Doctor of Philosophy in Architecture with Specialization in History and Theory of Architecture

52 credit hours beyond the master’s degree (master’s degree required)
Written qualifying examination
Comprehensive examination
Dissertation and oral defense
Reading knowledge of two foreign languages (generally German, French, or Italian)

The Doctor of Philosophy (Ph.D.) in Architecture program is for those individuals who desire to pursue careers in academia and/or in research-based professional practice. As the most advanced academic degree, the Ph.D. recognizes both the highest level of expertise and the production of significant novel work. The program, which is offered in two tracks, Technologies of the Built Environment (TBE) and History, Theory, and Criticism (HTC), demands a deep understanding of the related theories in contemporary intellectual terrain, a command of advanced research methodologies, and a commitment to critical inquiry that extends the frontiers of knowledge.
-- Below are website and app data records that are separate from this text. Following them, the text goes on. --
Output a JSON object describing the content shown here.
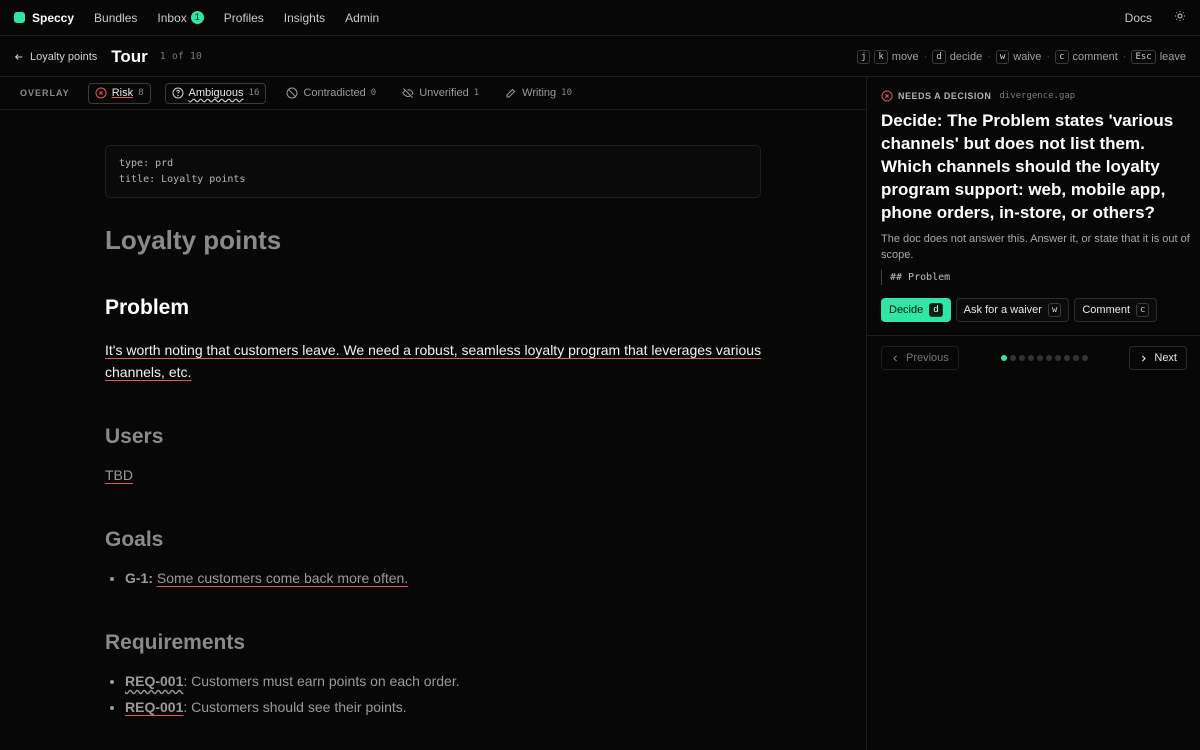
{
  "nav": {
    "brand": "Speccy",
    "items": [
      {
        "label": "Bundles"
      },
      {
        "label": "Inbox",
        "badge": "1"
      },
      {
        "label": "Profiles"
      },
      {
        "label": "Insights"
      },
      {
        "label": "Admin"
      }
    ],
    "docs": "Docs",
    "theme_icon": "sun-icon"
  },
  "tour": {
    "back_label": "Loyalty points",
    "title": "Tour",
    "count": "1 of 10",
    "shortcuts": [
      {
        "keys": [
          "j",
          "k"
        ],
        "label": "move"
      },
      {
        "keys": [
          "d"
        ],
        "label": "decide"
      },
      {
        "keys": [
          "w"
        ],
        "label": "waive"
      },
      {
        "keys": [
          "c"
        ],
        "label": "comment"
      },
      {
        "keys": [
          "Esc"
        ],
        "label": "leave"
      }
    ]
  },
  "overlay": {
    "label": "OVERLAY",
    "chips": [
      {
        "label": "Risk",
        "count": "8",
        "icon": "x-circle-icon",
        "active": true
      },
      {
        "label": "Ambiguous",
        "count": "16",
        "icon": "question-circle-icon",
        "active": true
      },
      {
        "label": "Contradicted",
        "count": "0",
        "icon": "ban-icon",
        "active": false
      },
      {
        "label": "Unverified",
        "count": "1",
        "icon": "eye-off-icon",
        "active": false
      },
      {
        "label": "Writing",
        "count": "10",
        "icon": "pencil-icon",
        "active": false
      }
    ]
  },
  "doc": {
    "frontmatter": [
      "type: prd",
      "title: Loyalty points"
    ],
    "title": "Loyalty points",
    "problem_heading": "Problem",
    "problem_text": "It's worth noting that customers leave. We need a robust, seamless loyalty program that leverages various channels, etc.",
    "users_heading": "Users",
    "users_text": "TBD",
    "goals_heading": "Goals",
    "goals": [
      {
        "id": "G-1:",
        "text": "Some customers come back more often."
      }
    ],
    "requirements_heading": "Requirements",
    "requirements": [
      {
        "id": "REQ-001",
        "text": ": Customers must earn points on each order."
      },
      {
        "id": "REQ-001",
        "text": ": Customers should see their points."
      }
    ]
  },
  "panel": {
    "status": "NEEDS A DECISION",
    "code": "divergence.gap",
    "question": "Decide: The Problem states 'various channels' but does not list them. Which channels should the loyalty program support: web, mobile app, phone orders, in-store, or others?",
    "sub": "The doc does not answer this. Answer it, or state that it is out of scope.",
    "ref": "## Problem",
    "actions": [
      {
        "label": "Decide",
        "key": "d"
      },
      {
        "label": "Ask for a waiver",
        "key": "w"
      },
      {
        "label": "Comment",
        "key": "c"
      }
    ],
    "previous": "Previous",
    "next": "Next",
    "steps_total": 10,
    "step_current": 1
  },
  "colors": {
    "accent": "#2ee6a6",
    "risk": "#e05a5a",
    "background": "#070707"
  }
}
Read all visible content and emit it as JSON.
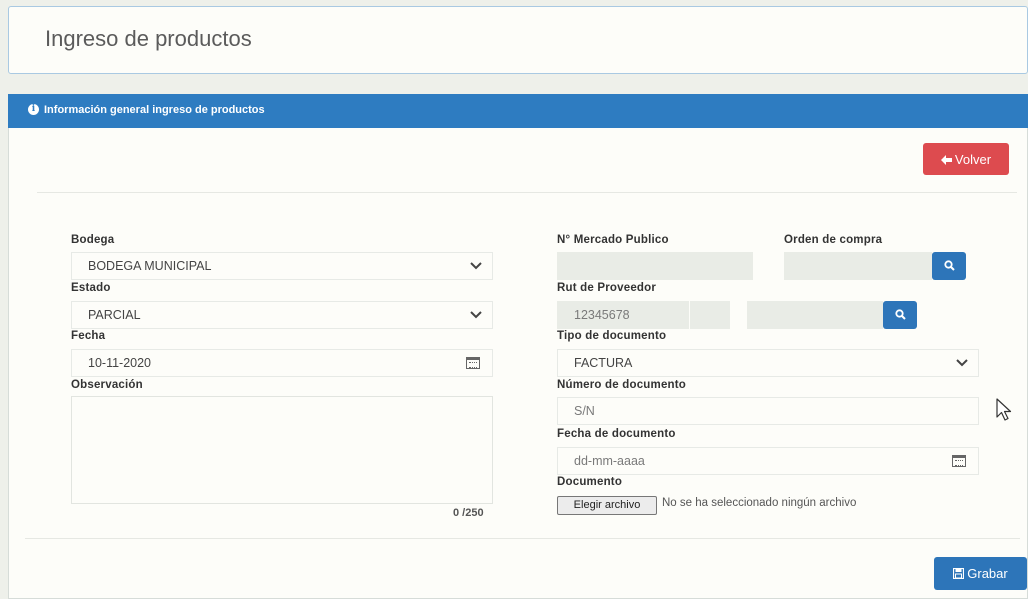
{
  "page": {
    "title": "Ingreso de productos"
  },
  "panel": {
    "header": "Información general ingreso de productos"
  },
  "actions": {
    "back_label": "Volver",
    "save_label": "Grabar"
  },
  "form": {
    "bodega": {
      "label": "Bodega",
      "value": "BODEGA MUNICIPAL"
    },
    "estado": {
      "label": "Estado",
      "value": "PARCIAL"
    },
    "fecha": {
      "label": "Fecha",
      "value": "10-11-2020"
    },
    "observacion": {
      "label": "Observación",
      "counter": "0 /250"
    },
    "mercado_publico": {
      "label": "N° Mercado Publico",
      "value": ""
    },
    "orden_compra": {
      "label": "Orden de compra",
      "value": ""
    },
    "rut_proveedor": {
      "label": "Rut de Proveedor",
      "placeholder": "12345678",
      "dv": "",
      "name": ""
    },
    "tipo_documento": {
      "label": "Tipo de documento",
      "value": "FACTURA"
    },
    "numero_documento": {
      "label": "Número de documento",
      "placeholder": "S/N"
    },
    "fecha_documento": {
      "label": "Fecha de documento",
      "placeholder": "dd-mm-aaaa"
    },
    "documento": {
      "label": "Documento",
      "button": "Elegir archivo",
      "status": "No se ha seleccionado ningún archivo"
    }
  },
  "icons": {
    "info": "info-icon",
    "back": "arrow-left-icon",
    "search": "search-icon",
    "chevron": "chevron-down-icon",
    "calendar": "calendar-icon",
    "save": "floppy-disk-icon"
  },
  "colors": {
    "primary": "#2e7cc1",
    "danger": "#dd4b4f",
    "background": "#eef0ea",
    "card": "#fdfdf9"
  }
}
The program begins with advanced coursework and culminates in a dissertation that is the result of extensive, original, and rigorous research and thought. The Ph.D. program grows out of the school’s collective commitment to progressive research that is grounded in the realities of the workplace and devoted to contesting existing values and ideologies. Doctoral students also have the opportunity to participate in the experiments of design studios and later help guide these efforts in mentoring roles, helping to shape the debate within the college through their involvement in the college’s “advanced studio.”

Admission Requirements

An applicant to the doctoral program generally must hold a professional Master of Architecture degree (M.Arch.), or Master of Science in Architecture (M.S.Arch.) from a NAAB-accredited U.S. university or Master of Landscape Architecture (M.L.A.) from an LAAB-accredited U.S. university or the equivalent. Students with graduate degrees in allied fields, such as engineering and art history, are also eligible. Students holding a Bachelor of Architecture (B.Arch.) can apply through the Master of Science program at the College of Architecture.

The applicant should meet all entrance requirements of the university’s Graduate College, plus a minimum cumulative grade point average of 3.5 on a 4.0 scale, a TOEFL score of at least 80/550, and at least three letters of recommendation from immediate supervising professors. The applicant should also submit a statement of purpose indicating a subject of study or research work and should provide a portfolio demonstrating the qualities of their accomplishments and expertise.

Degree Requirements

The program requires a minimum of 52 credit hours usually completed in three-and-a-half to four years beyond the M.Arch. degree. The majority of the coursework will be selected from the curriculum within the College of Architecture, though students are encouraged to have their research find connections to other doctoral programs at the university.

Upon completion of the first academic year, the candidate will be required to pass a qualifying examination in both written and oral formats. The student is also required to take and pass a comprehensive examination, often at the end of the second year, before they will officially be admitted to Ph.D. candidacy. At the end of the program, the candidate will take a final examination which will consist of an oral presentation and defense of the dissertation. Current areas of study include urban energy modeling, high-rise and long-span buildings, technology applications, energy conscious design, emerging urbanisms, housing, history/theory, and advanced computer applications. Work for the Ph.D. must be completed within six years after admission to doctoral candidacy.


All students will enter the program with a master’s degree, hence the minimum credit hours of Ph.D. study is 52. The first doctoral methodology course (ARCH 601) is taken in the first semester of the first year; the second doctoral methodology course (ARCH 602) is directed to the preparation of the comprehensive exam proposal. 

Required Courses (22)
ARCH 500Global Modernism3
ARCH 501Contemporary Architecture3
ARCH 502Advanced Topics in History and Theory I3
ARCH 503Advanced Topics in History and Theory II3
ARCH 595Research in Progress Forum 14
ARCH 601Research Methodologies3
ARCH 602Crafting a Dissertation3
Electives (14)
Select 14 credit hours 214
Ph.D. Research (16)
ARCH 691Doctoral Research 316
Master's Transfer Coursework (32)
A maximum of 32 credit hours may be transferred from master's degree. In certain cases, 10 additional semester credits of applicable graduate transfer work may be considered. It is the responsibility of the student to initiate this consideration, which requires a full course-to-course articulation (using eForms for Graduate Degree Works).32
Total Credit Hours84

The one credit ARCH 595 course must be taken four times (usually during the first four semesters). 


Electives will be tailored to the student’s particular field of study. For instance, a student working on the social dimension of architectural thought might take higher level courses in the social sciences or humanities. Electives include the special projects or directed readings course (ARCH 597). Students may also choose from 400-level or above ARCH, AURB, or LA courses, as well as the following courses from other university departments: CAE 597MMAE 597, or PHIL 597.


CAE 691 and MMAE 691 credits will also be accepted towards Ph.D. research hour requirements.